Repeat the data exactly, every last line of it.
========
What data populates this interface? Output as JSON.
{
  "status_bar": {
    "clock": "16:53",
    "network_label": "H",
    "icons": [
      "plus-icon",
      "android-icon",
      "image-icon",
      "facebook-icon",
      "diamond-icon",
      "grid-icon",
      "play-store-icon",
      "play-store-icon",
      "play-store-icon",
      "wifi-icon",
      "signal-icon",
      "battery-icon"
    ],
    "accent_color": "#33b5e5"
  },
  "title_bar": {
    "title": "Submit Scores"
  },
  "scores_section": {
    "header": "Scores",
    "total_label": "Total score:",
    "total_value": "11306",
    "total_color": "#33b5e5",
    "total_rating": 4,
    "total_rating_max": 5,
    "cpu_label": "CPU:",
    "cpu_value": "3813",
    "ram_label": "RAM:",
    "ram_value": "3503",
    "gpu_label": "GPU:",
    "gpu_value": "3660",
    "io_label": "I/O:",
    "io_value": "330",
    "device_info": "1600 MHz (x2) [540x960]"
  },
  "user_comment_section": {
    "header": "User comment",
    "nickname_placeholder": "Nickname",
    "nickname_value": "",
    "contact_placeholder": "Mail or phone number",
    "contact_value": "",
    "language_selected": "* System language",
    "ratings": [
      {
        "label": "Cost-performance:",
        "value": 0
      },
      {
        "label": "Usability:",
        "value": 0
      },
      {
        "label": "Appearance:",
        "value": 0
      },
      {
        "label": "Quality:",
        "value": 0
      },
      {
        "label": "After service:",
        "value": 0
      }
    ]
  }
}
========
Solution to this exercise ::
What data populates this interface? Output as JSON.
{
  "status_bar": {
    "clock": "16:53",
    "network_label": "H",
    "icons": [
      "plus-icon",
      "android-icon",
      "image-icon",
      "facebook-icon",
      "diamond-icon",
      "grid-icon",
      "play-store-icon",
      "play-store-icon",
      "play-store-icon",
      "wifi-icon",
      "signal-icon",
      "battery-icon"
    ],
    "accent_color": "#33b5e5"
  },
  "title_bar": {
    "title": "Submit Scores"
  },
  "scores_section": {
    "header": "Scores",
    "total_label": "Total score:",
    "total_value": "11306",
    "total_color": "#33b5e5",
    "total_rating": 4,
    "total_rating_max": 5,
    "cpu_label": "CPU:",
    "cpu_value": "3813",
    "ram_label": "RAM:",
    "ram_value": "3503",
    "gpu_label": "GPU:",
    "gpu_value": "3660",
    "io_label": "I/O:",
    "io_value": "330",
    "device_info": "1600 MHz (x2) [540x960]"
  },
  "user_comment_section": {
    "header": "User comment",
    "nickname_placeholder": "Nickname",
    "nickname_value": "",
    "contact_placeholder": "Mail or phone number",
    "contact_value": "",
    "language_selected": "* System language",
    "ratings": [
      {
        "label": "Cost-performance:",
        "value": 0
      },
      {
        "label": "Usability:",
        "value": 0
      },
      {
        "label": "Appearance:",
        "value": 0
      },
      {
        "label": "Quality:",
        "value": 0
      },
      {
        "label": "After service:",
        "value": 0
      }
    ]
  }
}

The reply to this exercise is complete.